“Caio and I caught the same wave and each went one way,” Medina explained on Instagram. “My wave was shorter and his was longer. So much so that while I was back outside, he was still riding his wave. When I got to the bottom, I was so sure the priority was mine that I didn’t look at the priority sign. To my surprise, when the next wave came, I ended up going because I was sure the priority was mine. That ended up leading to interference.”
So where does that leave us? Medina surely should have looked at the priority sign before taking off, but it seemed so obvious that he had it that he neglected to. His attempt to paddle onto the wave seemed less of an attempt to surf it than an attempt to keep Ibelli off — which, to be fair, is just smart contest surfing, similar to that time he famously burned Slater at Pipeline. “Up until that call,” Strider Wasilewski said in the post-show, “[Ibelli] was just getting smoked by Medina. He was just getting crushed.”
After the horn sounded, Medina had a few words to say. “When I got out of the water I went to talk to the judges,” he continued. “We looked at footage of the two of us paddling back out. It was very clear that I arrived well before him. And even if I had gotten out the back the same time as him the priority would be mine by the rule. Because in the wave we surfed together before, Caio had priority one. I hope my heat will be reevaluated because an error has occurred. I am still very hopeful that my heat will be reviewed.”
It’s a sticky situation. If the priority judge simply forgot to switch the priority sign, it truly screwed Medina. That interference knocked Medina out of the event, which throws a big wrench in his title race. With his exit, the race opens up for the four surfers beneath him.

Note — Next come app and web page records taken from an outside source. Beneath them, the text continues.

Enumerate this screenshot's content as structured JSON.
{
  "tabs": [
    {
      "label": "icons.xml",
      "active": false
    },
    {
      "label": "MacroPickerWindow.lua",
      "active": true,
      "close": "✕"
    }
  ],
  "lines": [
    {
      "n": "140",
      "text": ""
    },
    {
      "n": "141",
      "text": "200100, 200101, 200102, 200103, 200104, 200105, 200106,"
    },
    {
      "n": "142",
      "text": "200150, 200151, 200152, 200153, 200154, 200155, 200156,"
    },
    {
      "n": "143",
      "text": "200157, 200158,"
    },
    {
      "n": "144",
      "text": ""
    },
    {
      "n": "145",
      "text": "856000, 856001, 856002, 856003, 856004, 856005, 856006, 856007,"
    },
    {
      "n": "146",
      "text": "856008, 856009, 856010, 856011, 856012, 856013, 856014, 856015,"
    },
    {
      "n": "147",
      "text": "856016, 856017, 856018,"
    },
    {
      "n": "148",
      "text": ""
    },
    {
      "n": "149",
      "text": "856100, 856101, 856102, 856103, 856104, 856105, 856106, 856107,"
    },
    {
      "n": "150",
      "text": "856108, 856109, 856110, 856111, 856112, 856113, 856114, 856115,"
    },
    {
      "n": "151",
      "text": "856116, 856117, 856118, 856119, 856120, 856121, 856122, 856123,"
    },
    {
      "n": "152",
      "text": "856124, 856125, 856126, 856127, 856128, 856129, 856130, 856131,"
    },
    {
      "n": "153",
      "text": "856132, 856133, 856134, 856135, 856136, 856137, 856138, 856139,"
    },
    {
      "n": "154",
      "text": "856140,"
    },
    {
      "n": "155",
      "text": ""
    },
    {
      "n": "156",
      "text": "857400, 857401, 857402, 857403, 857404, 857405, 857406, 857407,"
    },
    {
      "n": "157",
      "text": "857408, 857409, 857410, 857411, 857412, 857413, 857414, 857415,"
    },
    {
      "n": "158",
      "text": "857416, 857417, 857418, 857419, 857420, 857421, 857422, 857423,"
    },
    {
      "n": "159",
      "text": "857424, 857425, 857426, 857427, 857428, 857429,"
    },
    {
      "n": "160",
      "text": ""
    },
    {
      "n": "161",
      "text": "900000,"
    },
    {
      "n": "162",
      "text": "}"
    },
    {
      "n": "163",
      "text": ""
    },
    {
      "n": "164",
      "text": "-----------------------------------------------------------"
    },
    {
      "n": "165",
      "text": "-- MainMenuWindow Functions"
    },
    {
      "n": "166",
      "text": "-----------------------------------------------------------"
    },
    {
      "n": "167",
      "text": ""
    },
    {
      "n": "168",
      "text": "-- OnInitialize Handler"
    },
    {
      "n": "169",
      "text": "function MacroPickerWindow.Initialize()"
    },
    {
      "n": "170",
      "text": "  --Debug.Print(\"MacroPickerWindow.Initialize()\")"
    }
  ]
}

Since they’re all within striking distance, the 10,000 points awarded to the winner of the Portugal event will take the yellow jersey off Medina. Bad news for him, but for the surf fan who likes drama and having the title decided at Pipeline, it is fantastic news.